Story: when we checked into our hotel and I said that my husband and kids were in the car I got the best reaction ever: “Okay, I’ll hurry so you guys can go relax…” There wasn’t a drop of a questioning tone or a second look. I was sure to refer to my “husband and kids” because as a travel writer, I am always looking for what could go wrong or could be wonderful. The King and Prince staff passed every test (thank goodness).
Exposure – we’re not talking about spending too much time in the sun and getting burned to a crisp, but exposing the world around us to US, gays with kids. For our family, that’s a big motivator for traveling out: to show the world that we’re a fun, normal family just like anybody. Going places like the Southern USA, we’re an obvious minority and might be the only gay dads many people will see in who knows how long. In our blog, our motto or tagline is “2 dads raising their 2 sons and traveling the globe, giving the kids a broad world view.” It’s true that the kids are benefiting from our travels too. Yes, others get to meet us and see that we’re different from them, but the kids also are learning that the world beyond Seattle isn’t a liberal, welcoming, inclusive place. We don’t want our kids to fear the world, so we strive for them to understand the many views people they’ll meet will have.
It’s true that traveling to a highly religious area may hold some surprises for kids that aren’t exposed to that normally. It’s also true that history can be tough to break from even when it’s morally bankrupt, but in either case it’s our job to prep the kids for their own adventures someday as they could come across like situations, so might as well start now.
Overall, the South is a great family travel experience for these gay dads and their kids. We’ll keep going back and enjoying all that there is to do and see, all of the people that there are to meet, and all of the food that we don’t get at home (but that’s a whole other article to write). We want gay families to feel encouraged and empowered to venture someplace new, but proceed with your wits about you. Go show the world that LGBT families are a part of society and that we love to enjoy new places just as much as anybody else. And you know, the South is a great place to discover and enjoy.

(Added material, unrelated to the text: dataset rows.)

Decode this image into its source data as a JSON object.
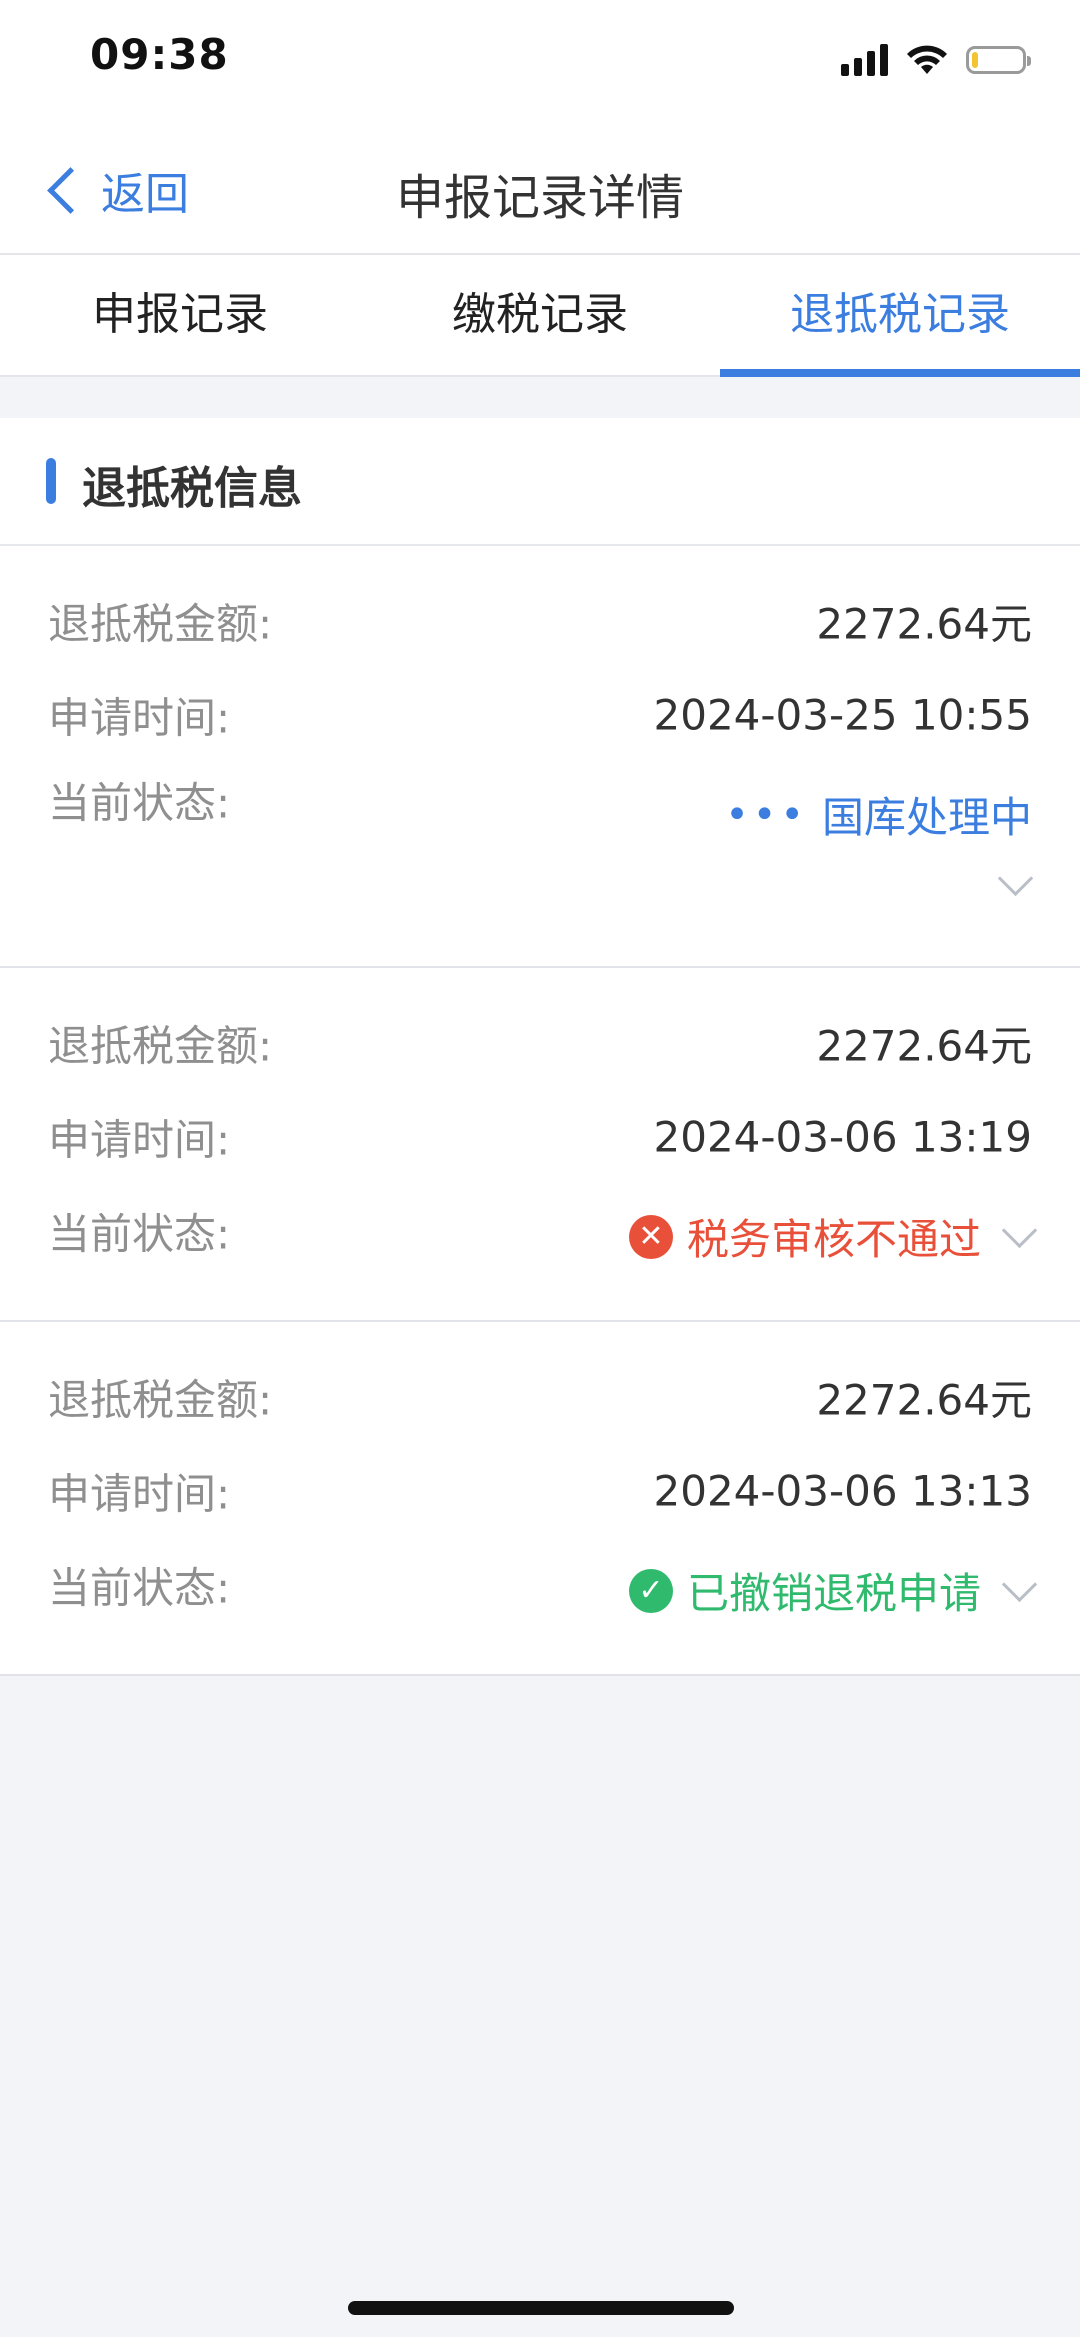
{
  "status_bar": {
    "time": "09:38",
    "icons": [
      "signal-icon",
      "wifi-icon",
      "battery-icon"
    ]
  },
  "nav": {
    "back_label": "返回",
    "title": "申报记录详情"
  },
  "tabs": [
    {
      "label": "申报记录",
      "active": false
    },
    {
      "label": "缴税记录",
      "active": false
    },
    {
      "label": "退抵税记录",
      "active": true
    }
  ],
  "section": {
    "title": "退抵税信息"
  },
  "labels": {
    "amount": "退抵税金额:",
    "time": "申请时间:",
    "status": "当前状态:"
  },
  "records": [
    {
      "amount": "2272.64元",
      "time": "2024-03-25 10:55",
      "status": "国库处理中",
      "status_icon": "dots-icon",
      "status_color": "#3b7ee0"
    },
    {
      "amount": "2272.64元",
      "time": "2024-03-06 13:19",
      "status": "税务审核不通过",
      "status_icon": "error-circle-icon",
      "status_color": "#e8503a"
    },
    {
      "amount": "2272.64元",
      "time": "2024-03-06 13:13",
      "status": "已撤销退税申请",
      "status_icon": "check-circle-icon",
      "status_color": "#2fba6e"
    }
  ],
  "colors": {
    "accent": "#3b7ee0",
    "background": "#f2f4f8",
    "error": "#e8503a",
    "success": "#2fba6e"
  }
}
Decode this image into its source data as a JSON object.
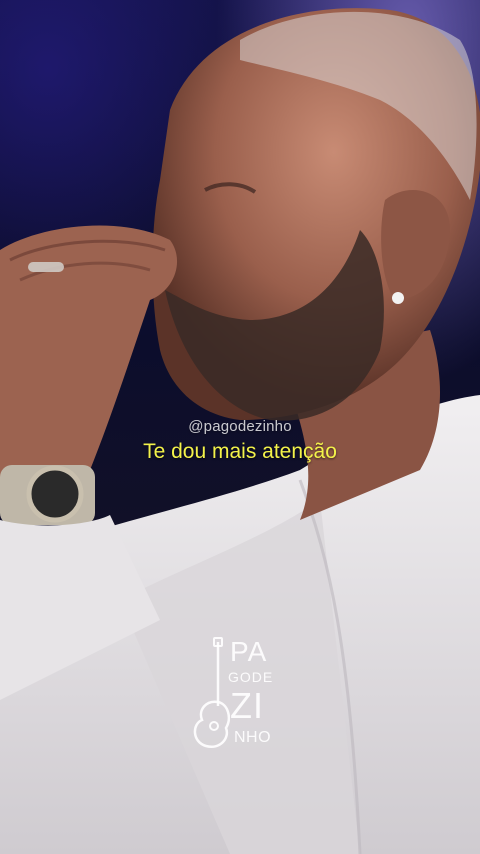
{
  "overlay": {
    "handle": "@pagodezinho",
    "caption": "Te dou mais atenção"
  },
  "logo": {
    "line1": "PA",
    "line2": "GODE",
    "line3": "ZI",
    "line4": "NHO",
    "icon": "guitar-icon"
  },
  "colors": {
    "caption": "#f3f24a",
    "background": "#0c0d2c",
    "jacket": "#e2e0e2"
  }
}
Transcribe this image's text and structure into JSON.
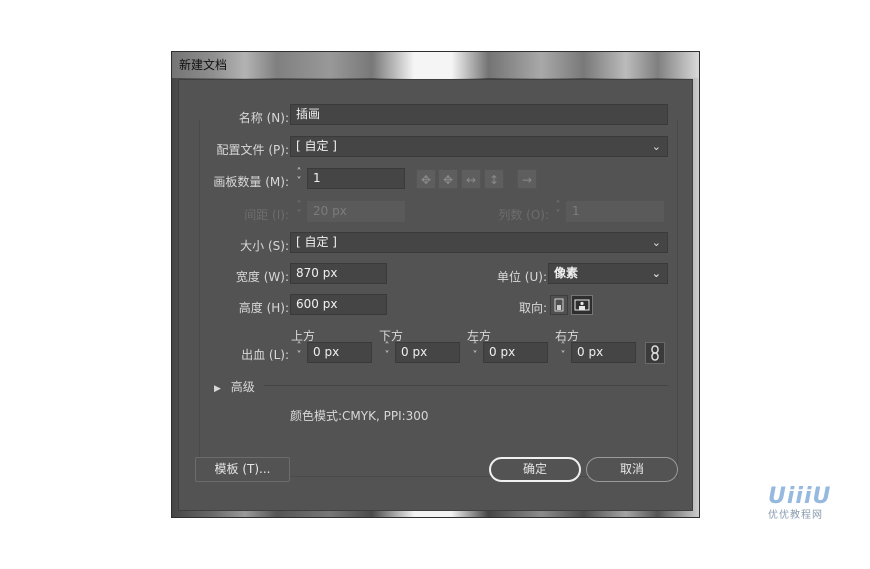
{
  "window": {
    "title": "新建文档"
  },
  "form": {
    "name": {
      "label": "名称 (N):",
      "value": "插画"
    },
    "profile": {
      "label": "配置文件 (P):",
      "value": "[ 自定 ]"
    },
    "artboards": {
      "label": "画板数量 (M):",
      "value": "1",
      "tool_icons": [
        "grid-by-row-icon",
        "grid-by-column-icon",
        "arrange-row-icon",
        "arrange-column-icon",
        "right-to-left-icon"
      ]
    },
    "spacing": {
      "label": "间距 (I):",
      "value": "20 px"
    },
    "columns": {
      "label": "列数 (O):",
      "value": "1"
    },
    "size": {
      "label": "大小 (S):",
      "value": "[ 自定 ]"
    },
    "width": {
      "label": "宽度 (W):",
      "value": "870 px"
    },
    "units": {
      "label": "单位 (U):",
      "value": "像素"
    },
    "height": {
      "label": "高度 (H):",
      "value": "600 px"
    },
    "orientation": {
      "label": "取向:",
      "selected": "landscape"
    },
    "bleed": {
      "label": "出血 (L):",
      "top": {
        "label": "上方",
        "value": "0 px"
      },
      "bottom": {
        "label": "下方",
        "value": "0 px"
      },
      "left": {
        "label": "左方",
        "value": "0 px"
      },
      "right": {
        "label": "右方",
        "value": "0 px"
      }
    },
    "advanced": {
      "label": "高级"
    },
    "color_info": "颜色模式:CMYK, PPI:300"
  },
  "buttons": {
    "templates": "模板 (T)...",
    "ok": "确定",
    "cancel": "取消"
  },
  "watermark": {
    "logo": "UiiiU",
    "caption": "优优教程网"
  }
}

Rob Taylor is the founder of 2TravelDads, the original LGBT Family Travel blog. Focusing on ecotourism and education, 2TravelDads inspires LGBT families (and traditional families also) to go beyond their usual getaways and use travel to learn about and be part of a bigger world. “Traveling the globe and giving the kids a broad worldview.”